> _PROVIDED ENTRIES_
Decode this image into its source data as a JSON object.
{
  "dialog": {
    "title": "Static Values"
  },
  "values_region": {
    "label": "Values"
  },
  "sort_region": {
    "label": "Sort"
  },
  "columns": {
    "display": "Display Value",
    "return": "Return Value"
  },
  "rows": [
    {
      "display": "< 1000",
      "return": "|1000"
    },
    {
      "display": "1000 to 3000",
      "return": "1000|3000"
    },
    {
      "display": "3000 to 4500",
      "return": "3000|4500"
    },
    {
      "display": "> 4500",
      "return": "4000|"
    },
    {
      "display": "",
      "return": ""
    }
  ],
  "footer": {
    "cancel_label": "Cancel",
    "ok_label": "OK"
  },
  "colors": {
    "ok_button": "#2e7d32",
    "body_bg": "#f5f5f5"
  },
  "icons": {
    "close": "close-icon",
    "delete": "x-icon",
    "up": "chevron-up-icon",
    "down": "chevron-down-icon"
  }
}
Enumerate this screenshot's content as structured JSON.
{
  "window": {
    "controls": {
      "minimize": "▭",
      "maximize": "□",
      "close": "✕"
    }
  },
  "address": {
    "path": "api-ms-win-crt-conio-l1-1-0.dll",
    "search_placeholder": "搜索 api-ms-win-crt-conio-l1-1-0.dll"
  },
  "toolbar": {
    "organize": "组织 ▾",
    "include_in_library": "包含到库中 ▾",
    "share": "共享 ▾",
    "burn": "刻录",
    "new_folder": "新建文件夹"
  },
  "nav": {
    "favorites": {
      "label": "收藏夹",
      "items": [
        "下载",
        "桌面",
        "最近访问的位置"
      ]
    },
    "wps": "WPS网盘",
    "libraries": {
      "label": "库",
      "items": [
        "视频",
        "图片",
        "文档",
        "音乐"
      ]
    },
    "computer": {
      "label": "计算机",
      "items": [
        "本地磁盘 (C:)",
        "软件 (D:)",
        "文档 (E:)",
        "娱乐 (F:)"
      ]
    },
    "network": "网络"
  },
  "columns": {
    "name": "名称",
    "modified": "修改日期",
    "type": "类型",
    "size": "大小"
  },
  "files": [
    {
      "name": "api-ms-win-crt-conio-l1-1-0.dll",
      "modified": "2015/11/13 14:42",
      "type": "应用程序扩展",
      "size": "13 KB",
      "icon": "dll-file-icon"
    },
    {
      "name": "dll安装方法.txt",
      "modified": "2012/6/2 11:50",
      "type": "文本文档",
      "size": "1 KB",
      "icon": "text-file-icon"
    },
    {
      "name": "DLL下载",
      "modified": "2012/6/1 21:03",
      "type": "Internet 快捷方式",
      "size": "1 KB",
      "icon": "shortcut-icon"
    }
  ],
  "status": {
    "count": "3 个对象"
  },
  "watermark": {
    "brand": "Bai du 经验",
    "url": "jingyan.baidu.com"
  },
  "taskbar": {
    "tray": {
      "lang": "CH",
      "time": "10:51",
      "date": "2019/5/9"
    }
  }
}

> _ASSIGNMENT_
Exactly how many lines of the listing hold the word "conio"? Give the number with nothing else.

> _RESPONSE BELOW_
3